At every turn in the media circus around the arrest and trials of The Central Park Five, Donald Trump, then a New York City real estate developer inserted himself into the fray. Days after the attack, he took out full page ads in four major New York City newspapers costing $85,000 that said: “Bring back the death penalty, bring back our police!” The ads went on to make a case for the reinstatement of the death penalty so that the Central Park Five could be executed for their alleged crimes, saying: "At what point did we cross the line from the fine and noble pursuit of genuine civil liberties to the reckless and dangerously permissive atmosphere which allows criminals of every age to beat and rape a helpless woman and then laugh at her family’s anguish? I want to hate these murderers and I always will. I am not looking to psychoanalyze or understand them, I am looking to punish them … I no longer want to understand their anger. I want them to understand our anger. I want them to be afraid."

Subscribe to our newsletter.

Join now for YourTango's trending articles, top expert advice and personal horoscopes delivered straight to your inbox each morning.

Trump's ads escalated the lynch mob mentality in New York City at the time. Pat Buchanan wrote that Korey Wise, the oldest of the five at 16, should be "hanged in Central Park." He also wrote that the other boys should be "stripped, horsewhipped and sent to prison."

When the 2014 $41 million civil settlement came down for the Central Park Five, Trump wrote an op-ed for the The New York Daily News. He wrote: "My opinion on the settlement of the Central Park Jogger case is that it's a disgrace. A detective close to the case, and who has followed it since 1989, calls it 'the heist of the century,’" he wrote. "Settling doesn't mean innocence. Speak to the detectives on the case and try listening to the facts. These young men do not exactly have the pasts of angels."

Then, when Trump was campaigning for president in 2016, he continued this rhetoric, despite the fact that it had been nearly 15 years since the Central Park Five had been exonerated of the crimes. Trump told CNN: “They admitted they were guilty. The police doing the original investigation say they were guilty,” Trump said in the statement. “The fact that that case was settled with so much evidence against them is outrageous. And the woman, so badly injured, will never be the same.”

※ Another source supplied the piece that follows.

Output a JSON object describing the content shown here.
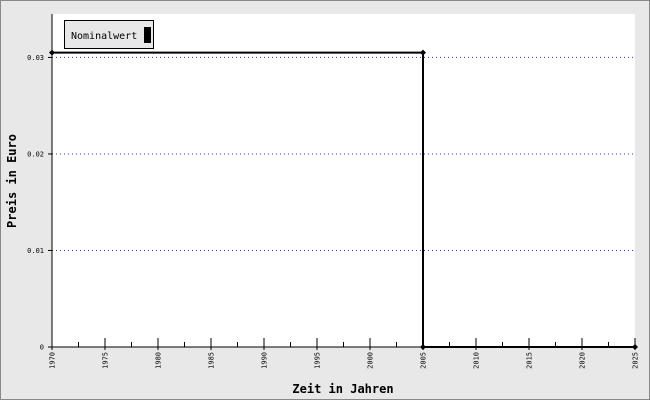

In an op-ed in The Washington Post in 2016, Salaam sad that Trump never apologized for calling for the teenagers' deaths. He also said that Trump's latest statements showed his “bias, racism and inability to admit that he’s wrong."

Amy Lamare is a Los Angeles based freelance writer covering entertainment, pop culture, beauty, fashion, fitness, technology, and the intersection of technology, business, and philanthropy. She is deeply devoted to her chocolate Labrador and an avid long distance runner. You can find her on Instagram and Facebook.